▼

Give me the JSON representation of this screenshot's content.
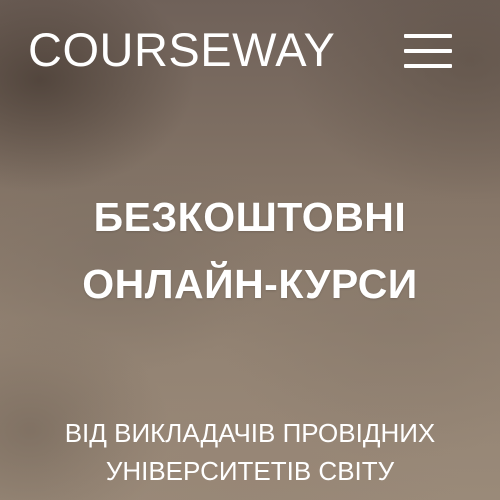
{
  "header": {
    "logo_text": "COURSEWAY",
    "menu_icon": "hamburger-menu-icon"
  },
  "hero": {
    "title_lines": [
      "БЕЗКОШТОВНІ",
      "ОНЛАЙН-КУРСИ"
    ],
    "subtitle_lines": [
      "ВІД ВИКЛАДАЧІВ ПРОВІДНИХ",
      "УНІВЕРСИТЕТІВ СВІТУ"
    ]
  },
  "colors": {
    "text": "#ffffff",
    "background": "#8a7a6c"
  }
}
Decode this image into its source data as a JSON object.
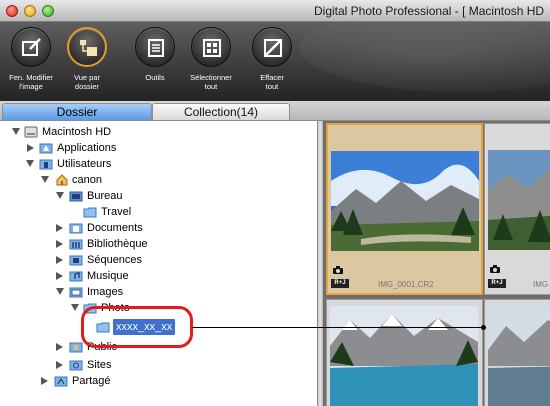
{
  "window": {
    "title": "Digital Photo Professional - [ Macintosh HD"
  },
  "toolbar": {
    "items": [
      {
        "label": "Fen. Modifier\nl'image",
        "icon": "edit-image-icon",
        "active": false
      },
      {
        "label": "Vue par\ndossier",
        "icon": "folder-view-icon",
        "active": true
      },
      {
        "label": "Outils",
        "icon": "tools-icon",
        "active": false
      },
      {
        "label": "Sélectionner\ntout",
        "icon": "select-all-icon",
        "active": false
      },
      {
        "label": "Effacer\ntout",
        "icon": "clear-all-icon",
        "active": false
      }
    ]
  },
  "tabs": {
    "folder": "Dossier",
    "collection": "Collection(14)"
  },
  "tree": {
    "items": [
      {
        "label": "Macintosh HD",
        "icon": "hard-drive-icon",
        "state": "open"
      },
      {
        "label": "Applications",
        "icon": "applications-folder-icon",
        "state": "closed"
      },
      {
        "label": "Utilisateurs",
        "icon": "users-folder-icon",
        "state": "open"
      },
      {
        "label": "canon",
        "icon": "home-folder-icon",
        "state": "open"
      },
      {
        "label": "Bureau",
        "icon": "desktop-folder-icon",
        "state": "open"
      },
      {
        "label": "Travel",
        "icon": "folder-icon",
        "state": "none"
      },
      {
        "label": "Documents",
        "icon": "documents-folder-icon",
        "state": "closed"
      },
      {
        "label": "Bibliothèque",
        "icon": "library-folder-icon",
        "state": "closed"
      },
      {
        "label": "Séquences",
        "icon": "movies-folder-icon",
        "state": "closed"
      },
      {
        "label": "Musique",
        "icon": "music-folder-icon",
        "state": "closed"
      },
      {
        "label": "Images",
        "icon": "pictures-folder-icon",
        "state": "open"
      },
      {
        "label": "Photo",
        "icon": "folder-icon",
        "state": "open"
      },
      {
        "label": "xxxx_xx_xx",
        "icon": "folder-icon",
        "state": "none",
        "selected": true
      },
      {
        "label": "Public",
        "icon": "public-folder-icon",
        "state": "closed"
      },
      {
        "label": "Sites",
        "icon": "sites-folder-icon",
        "state": "closed"
      },
      {
        "label": "Partagé",
        "icon": "shared-folder-icon",
        "state": "closed"
      }
    ]
  },
  "thumbnails": [
    {
      "name": "IMG_0001.CR2",
      "badge": "R+J",
      "selected": true
    },
    {
      "name": "IMG",
      "badge": "R+J",
      "selected": false
    }
  ],
  "colors": {
    "selection": "#3f6fd0",
    "callout": "#e21b1b",
    "thumb_selected_border": "#e8a23a"
  }
}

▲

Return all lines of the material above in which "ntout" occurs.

- [Expected answer]:
        "label": "Sélectionner\ntout",
        "label": "Effacer\ntout",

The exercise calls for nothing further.